Harrisburg, PA – July 7, 2023 − Sunday, July 9th, marks seventeen years since Pennsylvania lawmakers last raised the minimum wage.
On July 9th, 2006, Governor Ed Rendell was joined by Senator Christine Tartaglione, Senator Vincent Hughes, and Senator Jay Costa, to sign Senate Bill 1090, Senator Tartaglione’s legislation that raised PA’s minimum wage to $7.15.
“When Senate Bill 1090 was signed into law in 2006, it was a promise to continue to fight for our Commonwealth’s lowest earners and ensure that the needs of Pennsylvanian’s lowest earners are never forgotten or cast aside,” said Senator Tartaglione. “I reintroduced Senate Bill 12 because I, like so many of my colleagues refuse to sit idly by as the Pennsylvanians that earn our poverty level minimum wage continue to struggle to make ends meet. Pennsylvania needs its government to act swiftly and decisively on behalf of our Commonwealth’s workers that need it most.”
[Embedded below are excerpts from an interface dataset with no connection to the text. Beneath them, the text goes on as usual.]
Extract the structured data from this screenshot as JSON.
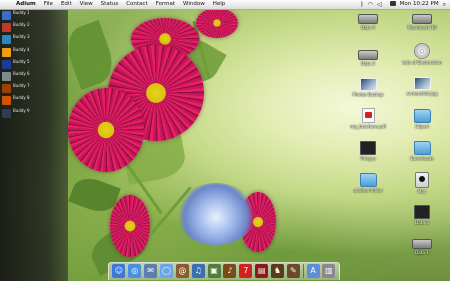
{
  "menubar": {
    "apple_glyph": "",
    "app_name": "Adium",
    "menus": [
      "File",
      "Edit",
      "View",
      "Status",
      "Contact",
      "Format",
      "Window",
      "Help"
    ],
    "clock": "Mon 10:22 PM"
  },
  "buddies": [
    {
      "name": "Buddy 1",
      "status": "",
      "avatar_color": "#3a6ccf"
    },
    {
      "name": "Buddy 2",
      "status": "",
      "avatar_color": "#c0392b"
    },
    {
      "name": "Buddy 3",
      "status": "",
      "avatar_color": "#2e86c1"
    },
    {
      "name": "Buddy 4",
      "status": "",
      "avatar_color": "#f39c12"
    },
    {
      "name": "Buddy 5",
      "status": "",
      "avatar_color": "#1f3a93"
    },
    {
      "name": "Buddy 6",
      "status": "",
      "avatar_color": "#7f8c8d"
    },
    {
      "name": "Buddy 7",
      "status": "",
      "avatar_color": "#a04000"
    },
    {
      "name": "Buddy 8",
      "status": "",
      "avatar_color": "#d35400"
    },
    {
      "name": "Buddy 9",
      "status": "",
      "avatar_color": "#2c3e50"
    }
  ],
  "desktop_icons": {
    "left_column": [
      {
        "label": "Data 4",
        "kind": "hd"
      },
      {
        "label": "Data 2",
        "kind": "hd"
      },
      {
        "label": "Photos Backup",
        "kind": "photo"
      },
      {
        "label": "mp_brochure.pdf",
        "kind": "pdf"
      },
      {
        "label": "Tintype",
        "kind": "bk"
      },
      {
        "label": "untitled folder",
        "kind": "folder"
      }
    ],
    "right_column": [
      {
        "label": "Macintosh HD",
        "kind": "hd"
      },
      {
        "label": "Lots of Destruction",
        "kind": "disc"
      },
      {
        "label": "screenshot.jpg",
        "kind": "photo"
      },
      {
        "label": "Clipart",
        "kind": "folder"
      },
      {
        "label": "Downloads",
        "kind": "folder"
      },
      {
        "label": "Mac",
        "kind": "macpic"
      },
      {
        "label": "Data 3",
        "kind": "bk"
      },
      {
        "label": "Data 1",
        "kind": "hd"
      }
    ]
  },
  "dock_items": [
    {
      "name": "finder",
      "color": "#3c78d8",
      "glyph": "☺"
    },
    {
      "name": "safari",
      "color": "#4a90e2",
      "glyph": "◎"
    },
    {
      "name": "mail",
      "color": "#5a7fb0",
      "glyph": "✉"
    },
    {
      "name": "ichat",
      "color": "#6aa6e8",
      "glyph": "◯"
    },
    {
      "name": "address-book",
      "color": "#8a5a2b",
      "glyph": "@"
    },
    {
      "name": "itunes",
      "color": "#3a6fb0",
      "glyph": "♫"
    },
    {
      "name": "iphoto",
      "color": "#4f7f3a",
      "glyph": "▣"
    },
    {
      "name": "garageband",
      "color": "#7a4a1a",
      "glyph": "♪"
    },
    {
      "name": "ical",
      "color": "#d02020",
      "glyph": "7"
    },
    {
      "name": "dictionary",
      "color": "#8b1a1a",
      "glyph": "▤"
    },
    {
      "name": "chess",
      "color": "#5a3a1a",
      "glyph": "♞"
    },
    {
      "name": "preview",
      "color": "#6a4a2a",
      "glyph": "✎"
    },
    {
      "name": "applications",
      "color": "#5b8fd6",
      "glyph": "A"
    },
    {
      "name": "trash",
      "color": "#8a8a8a",
      "glyph": "▥"
    }
  ]
}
Senate Democrats continue to support a higher minimum wage. In June, House Democrats passed a bill that would raise Pennsylvania’s minimum wage to $15 an hour by 2026. Senator Christine Tartaglione (D- Philadelphia) introduced Senate Bill 12, a similar bill.
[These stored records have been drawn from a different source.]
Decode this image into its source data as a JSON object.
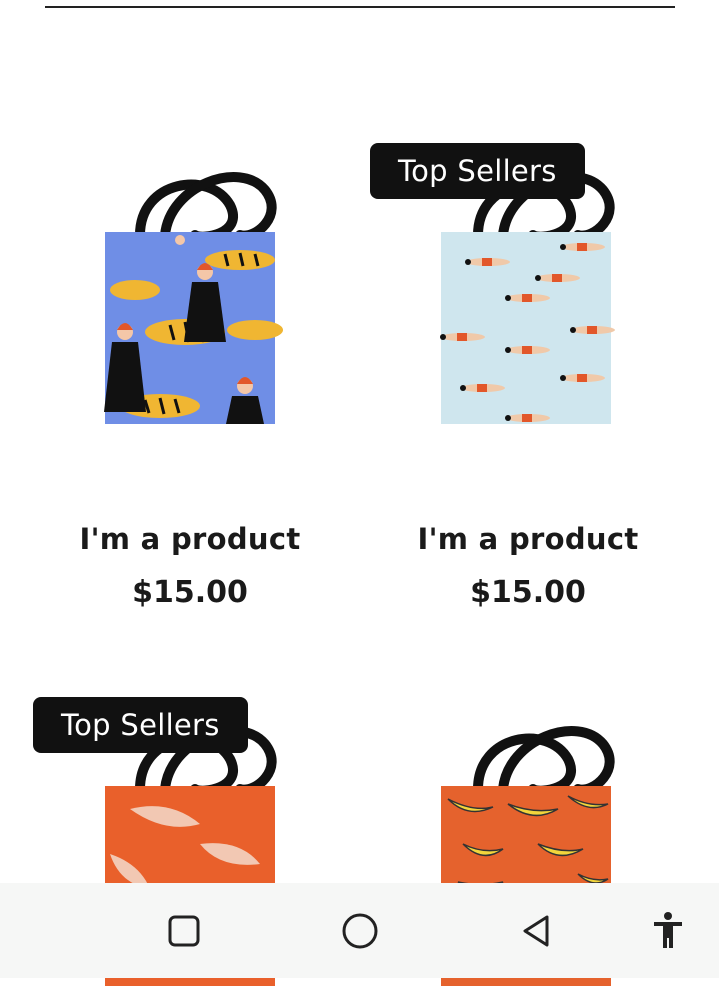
{
  "products": [
    {
      "title": "I'm a product",
      "price": "$15.00",
      "badge": "",
      "pattern": "tigers-and-women",
      "bag_color": "#6f8ee6"
    },
    {
      "title": "I'm a product",
      "price": "$15.00",
      "badge": "Top Sellers",
      "pattern": "swimmers",
      "bag_color": "#cfe6ee"
    },
    {
      "title": "",
      "price": "",
      "badge": "Top Sellers",
      "pattern": "orange-brush",
      "bag_color": "#e9602b"
    },
    {
      "title": "",
      "price": "",
      "badge": "",
      "pattern": "bananas",
      "bag_color": "#e5622d"
    }
  ],
  "navbar": {
    "buttons": [
      "recent-apps-icon",
      "home-icon",
      "back-icon",
      "accessibility-icon"
    ]
  }
}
“Pennsylvania is failing our workers,” said Senator Vincent Hughes (D-Phila./Montgomery). “For seventeen years now, Republican state lawmakers have done nothing to guarantee hard working people get paid fairly and adequately for contributions to our economy. I was proud to join Governor Rendell in 2006 to support pay that benefited workers and families. I hope to join Governor Shapiro one day to end seventeen years of inaction for minimum wage workers in Pennsylvania.”
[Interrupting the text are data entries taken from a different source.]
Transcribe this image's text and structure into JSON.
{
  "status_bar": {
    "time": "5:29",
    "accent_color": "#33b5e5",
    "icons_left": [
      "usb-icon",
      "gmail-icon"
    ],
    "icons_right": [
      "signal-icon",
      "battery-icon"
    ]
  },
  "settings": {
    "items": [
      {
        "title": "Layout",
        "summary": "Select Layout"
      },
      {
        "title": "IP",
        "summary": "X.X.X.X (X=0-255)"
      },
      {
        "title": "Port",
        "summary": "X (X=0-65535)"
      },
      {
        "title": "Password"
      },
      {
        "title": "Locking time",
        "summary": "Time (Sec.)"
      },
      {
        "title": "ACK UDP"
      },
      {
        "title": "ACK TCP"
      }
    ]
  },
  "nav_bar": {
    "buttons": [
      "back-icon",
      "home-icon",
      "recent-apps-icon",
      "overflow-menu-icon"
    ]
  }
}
Pennsylvania’s current minimum wage sits at the federal requirement of $7.25. According to the Massachusetts Institute of Technology (MIT), Pennsylvania’s minimum wage is far from a livable wage in the state. The cost of housing and other living expenses has continued to rise while Pennsylvania’s minimum wage has remained stagnant for over a decade.
A minimum wage increase to $15 an hour would impact one million workers who are currently making less than $15 an hour in Pennsylvania.
“Everyone who works for a living deserves to earn a living wage, and the current minimum wage in PA is not one. It is long past time to do right by our working families and make sure we can raise our children on one good job,” said Senator Jay Costa (D-Allegheny). “I have been proud to champion a living wage for every Pennsylvanian, and I look forward to working alongside fellow legislators, workers, and activists to deliver on this crucial value.”
Senate Democrats stand ready to vote on the House bill, but Senate Republicans, who are in the majority, must bring it to the floor for a vote. Meanwhile, every state surrounding Pennsylvania has raised the minimum wage. New York, New Jersey, Delaware, Maryland, West Virginia, and Ohio, all pay a higher minimum wage. Pennsylvania is in last place when it comes to delivering for workers.
“Raising the minimum wage is critical to respecting the dignity of hardworking people so that they can afford housing and food, and so that they don’t have to choose between food, heat, clothing, and other basic needs,” said Senator Art Haywood (D-Phila./Montgomery), who has also been a fierce advocate for raising PA’s minimum wage.
He continued, “This is about helping parents and allowing them to be parents, no longer having to work two or three jobs and having greater freedom to provide their children with a better education, enrich their young ones with opportunities like recreational activities, be more active in their communities, and spend time with their families.”